Pelvic floor exercises – How to contract your pelvic floor!
by Dr. Alison Gault
The pelvic floor strengthening exercises otherwise known as Kegel exercises are vital if you are planning to get pregnant, are pregnant or were pregnant! A woman can do pelvic floor exercises while waiting in a queue or sitting at her office desk, without anyone noticing so ladies there are no excuses!!!
Important things to remember while doing pelvic floor exercises…
You should look totally normal when you are doing the pelvic floor exercises, if you are screwing your face up or stopping breathing or talking you are trying to contract the muscles too hard and are going to be making the problem worse by increasing the pressure in the abdomen.
• DO NOT hold your breath. as you will be fighting against yourself. • DO NOT bear down instead of squeezing and lifting up, this could actually do you damage. • DO NOT tighten your tummy, buttocks or thighs.
Stage one is identifying the pelvic floor muscles:
The first stage is learning what it feels like to contact your pelvic floor so that you can reproduce it and strengthen it! As the pelvic floor is made up of the anterior pelvic floor controlling urinary continence and the posterior controlling fecal continence, you need to learn to contract both the front and the back. A pelvic floor contraction should feel like a tightening and slight lifting. There are several ways to identify a pelvic floor contraction.
• Imaging stopping flow of urine- this is the anterior urogenital diaphragm. • Try stopping urine in mid flow. • Inserting finger into the vagina and contract around the finger. • The back half of the floor can be contracted by imagining you are stopping diarrhoea, a stronger and deeper contraction is needed for this. You will find that you cannot contract the posterior pelvic floor without doing the anterior as well.
Stage two is contracting the pelvic floor muscles with the correct pelvic floor exercises:
A great way learn to
strengthen your pelvic floor is imaging a lift. Gently contract your pelvic floor to shut the doors then gently lift to floors one, two and three.
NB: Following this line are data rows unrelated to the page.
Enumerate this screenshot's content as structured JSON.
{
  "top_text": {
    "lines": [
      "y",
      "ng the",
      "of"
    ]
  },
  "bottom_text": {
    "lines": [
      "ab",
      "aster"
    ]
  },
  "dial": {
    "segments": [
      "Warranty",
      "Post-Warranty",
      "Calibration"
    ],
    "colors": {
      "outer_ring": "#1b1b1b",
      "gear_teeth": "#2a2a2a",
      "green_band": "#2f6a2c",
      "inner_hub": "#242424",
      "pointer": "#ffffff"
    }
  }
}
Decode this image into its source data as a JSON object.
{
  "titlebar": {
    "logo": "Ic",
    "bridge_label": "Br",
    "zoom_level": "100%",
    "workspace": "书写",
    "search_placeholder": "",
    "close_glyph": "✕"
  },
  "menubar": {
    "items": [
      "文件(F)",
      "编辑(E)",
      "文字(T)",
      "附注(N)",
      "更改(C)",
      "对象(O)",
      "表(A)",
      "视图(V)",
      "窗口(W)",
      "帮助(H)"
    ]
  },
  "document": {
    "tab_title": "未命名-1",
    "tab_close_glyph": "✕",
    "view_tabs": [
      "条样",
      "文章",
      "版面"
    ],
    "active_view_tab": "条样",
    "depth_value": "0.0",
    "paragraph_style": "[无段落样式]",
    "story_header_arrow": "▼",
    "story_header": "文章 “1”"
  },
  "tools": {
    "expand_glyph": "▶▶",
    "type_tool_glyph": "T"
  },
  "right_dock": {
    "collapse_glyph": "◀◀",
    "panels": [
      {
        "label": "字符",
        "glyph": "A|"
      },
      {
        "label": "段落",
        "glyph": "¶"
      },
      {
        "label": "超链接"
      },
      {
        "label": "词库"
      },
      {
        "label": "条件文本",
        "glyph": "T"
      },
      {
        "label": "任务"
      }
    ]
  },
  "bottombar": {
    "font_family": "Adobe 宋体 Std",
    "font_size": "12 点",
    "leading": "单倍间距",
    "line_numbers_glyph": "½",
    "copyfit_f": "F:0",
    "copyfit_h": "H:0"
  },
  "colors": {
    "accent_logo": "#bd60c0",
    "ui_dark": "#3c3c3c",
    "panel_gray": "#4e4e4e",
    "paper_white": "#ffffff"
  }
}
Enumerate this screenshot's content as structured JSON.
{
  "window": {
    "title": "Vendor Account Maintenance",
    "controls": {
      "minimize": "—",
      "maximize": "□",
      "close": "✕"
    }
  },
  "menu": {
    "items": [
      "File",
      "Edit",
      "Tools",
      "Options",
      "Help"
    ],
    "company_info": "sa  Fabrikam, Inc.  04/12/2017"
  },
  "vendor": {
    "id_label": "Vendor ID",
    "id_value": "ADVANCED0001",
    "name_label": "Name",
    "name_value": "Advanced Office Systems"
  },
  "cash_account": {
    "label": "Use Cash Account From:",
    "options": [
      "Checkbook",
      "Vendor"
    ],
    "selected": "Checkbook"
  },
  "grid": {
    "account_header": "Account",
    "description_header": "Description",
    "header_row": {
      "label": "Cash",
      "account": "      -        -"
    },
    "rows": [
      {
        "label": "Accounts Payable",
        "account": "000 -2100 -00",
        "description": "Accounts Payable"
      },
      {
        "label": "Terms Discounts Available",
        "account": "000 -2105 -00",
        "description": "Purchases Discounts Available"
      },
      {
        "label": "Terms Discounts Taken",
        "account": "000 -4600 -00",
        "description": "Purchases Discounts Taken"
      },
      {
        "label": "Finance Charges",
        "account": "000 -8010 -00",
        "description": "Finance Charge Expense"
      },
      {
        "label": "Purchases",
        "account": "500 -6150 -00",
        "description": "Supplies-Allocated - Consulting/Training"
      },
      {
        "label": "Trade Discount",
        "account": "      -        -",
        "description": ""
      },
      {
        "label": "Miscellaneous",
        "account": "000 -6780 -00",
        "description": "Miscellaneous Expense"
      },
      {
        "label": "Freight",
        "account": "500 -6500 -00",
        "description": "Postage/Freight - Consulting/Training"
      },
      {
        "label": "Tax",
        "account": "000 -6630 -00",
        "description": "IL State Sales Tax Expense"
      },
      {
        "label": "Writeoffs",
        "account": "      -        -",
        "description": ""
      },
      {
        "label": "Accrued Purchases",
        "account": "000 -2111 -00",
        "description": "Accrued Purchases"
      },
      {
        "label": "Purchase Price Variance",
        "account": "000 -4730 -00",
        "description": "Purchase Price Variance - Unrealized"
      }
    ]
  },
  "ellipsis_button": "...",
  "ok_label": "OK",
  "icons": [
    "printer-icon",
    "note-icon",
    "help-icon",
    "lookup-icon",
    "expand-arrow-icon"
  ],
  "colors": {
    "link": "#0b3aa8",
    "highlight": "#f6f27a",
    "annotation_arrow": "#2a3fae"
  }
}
You need to work on being able to contract your pelvic floor quickly and strongly for times like sneezing or coughing. For this you want to build up to doing 60 quick, strong and sharp contractions in a row at about a level 2. You also need to be able to contract your pelvic floor for longer periods of time which is especially important in retraining your bladder with urge incontinence and for times like long car trips where there are no toilets around. For this you want to build up to doing a more gentle contraction and holding it for 60 seconds at about a level 1.
So to start…..
Contract both the front and the back of the pelvic floor together at level 1 and hold for 5 seconds. Contract both front and back of pelvic floor together at a level 2 and hold for 1 second. Repeat this quickly 5 times. Gradually work up over time to doing a 60 second hold and 60 fast contractions in a row. Also start doing the exercises in different positions such as sitting, standing, lying on your front, side and back, kneeling and lifting.
You should try to do these exercises 5-6 times per day, set little cues for yourself such as:
- when the ads come on when watching TV
- every red light when you are driving
- when you brush your teeth
- every time just after you go to the toilet etc etc etc…..
As with any exercise program, starting to strengthen the pelvic floor should be done gradually. Slowly build up the number of contractions, frequency of contractions but remember to perform the exercises regularly otherwise you will not see the desired results. More important than having strong pelvic floor muscles is the ability to activate them quickly against sudden increases in abdominal pressure such as when sneezing, laughing, coughing or lifting.
The number of pelvic floor exercises required depends on the woman’s existing pelvic floor muscle strength but, generally, she will be required to do the exercises 5-6 times a day. It may take 2-3 months to notice a significant improvement.
Do you have urge incontinence? – Put these pelvic floor exercises into practice with urge incontinence!